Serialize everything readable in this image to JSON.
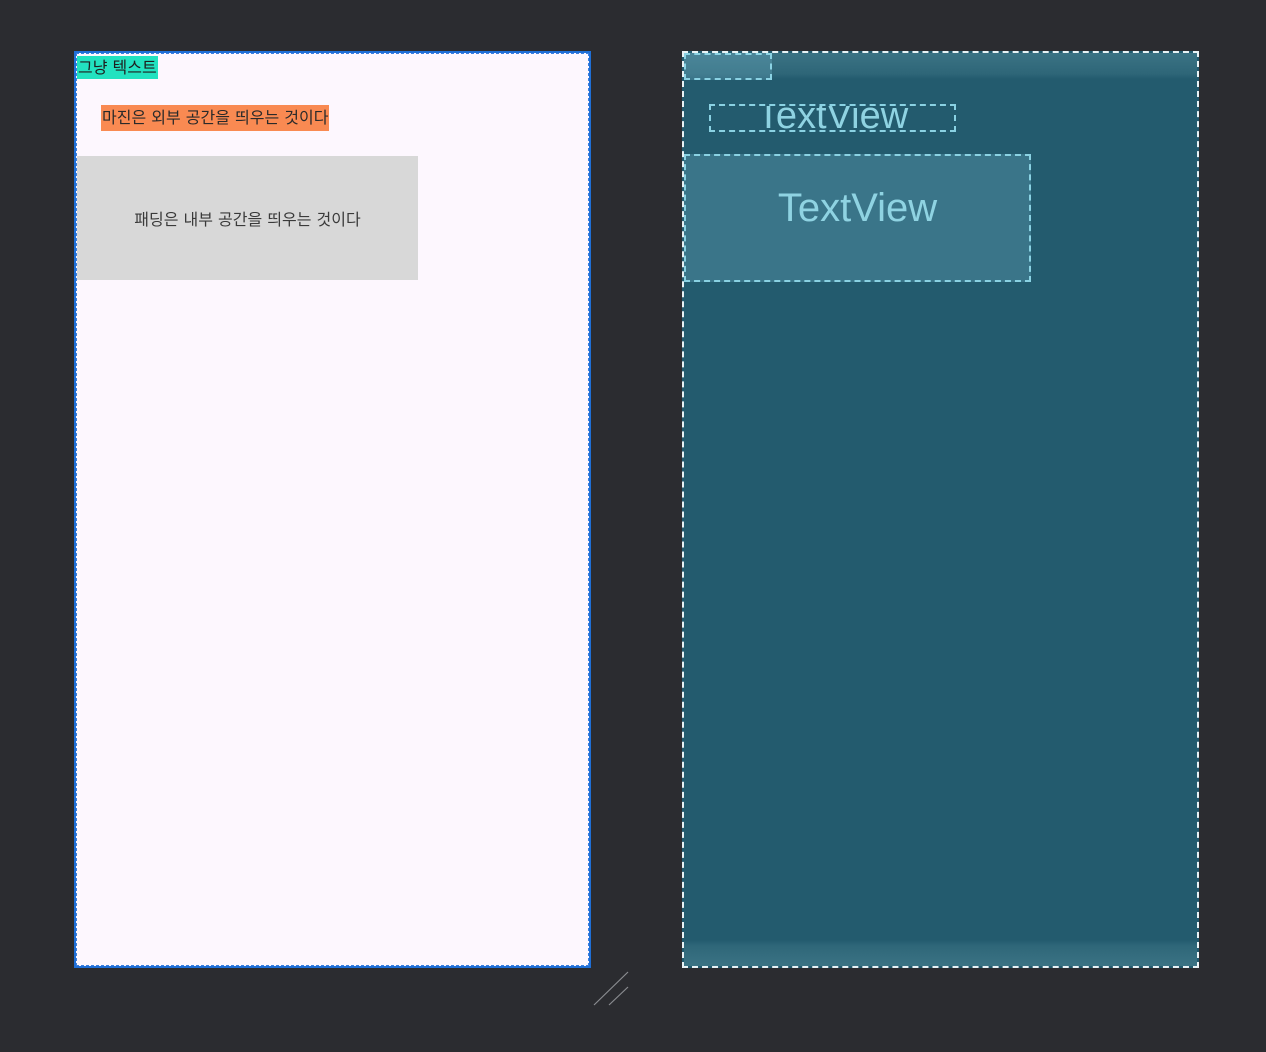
{
  "design": {
    "plain_text": "그냥 텍스트",
    "margin_text": "마진은 외부 공간을 띄우는 것이다",
    "padding_text": "패딩은 내부 공간을 띄우는 것이다"
  },
  "blueprint": {
    "view_1_label": "",
    "view_2_label": "TextView",
    "view_3_label": "TextView"
  },
  "colors": {
    "canvas_bg": "#2b2c30",
    "screen_bg": "#fdf7fe",
    "plain_text_bg": "#22e2c0",
    "margin_text_bg": "#f98a52",
    "padding_box_bg": "#d8d8d8",
    "blueprint_bg": "#235b6e",
    "blueprint_accent": "#8fd3e2",
    "selection": "#1f6fd6"
  },
  "icons": {
    "resize": "resize-handle-icon"
  }
}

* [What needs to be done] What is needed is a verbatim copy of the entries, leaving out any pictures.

* [The answer]
Serialize everything readable in this image to JSON.
{
  "design": {
    "plain_text": "그냥 텍스트",
    "margin_text": "마진은 외부 공간을 띄우는 것이다",
    "padding_text": "패딩은 내부 공간을 띄우는 것이다"
  },
  "blueprint": {
    "view_1_label": "",
    "view_2_label": "TextView",
    "view_3_label": "TextView"
  },
  "colors": {
    "canvas_bg": "#2b2c30",
    "screen_bg": "#fdf7fe",
    "plain_text_bg": "#22e2c0",
    "margin_text_bg": "#f98a52",
    "padding_box_bg": "#d8d8d8",
    "blueprint_bg": "#235b6e",
    "blueprint_accent": "#8fd3e2",
    "selection": "#1f6fd6"
  },
  "icons": {
    "resize": "resize-handle-icon"
  }
}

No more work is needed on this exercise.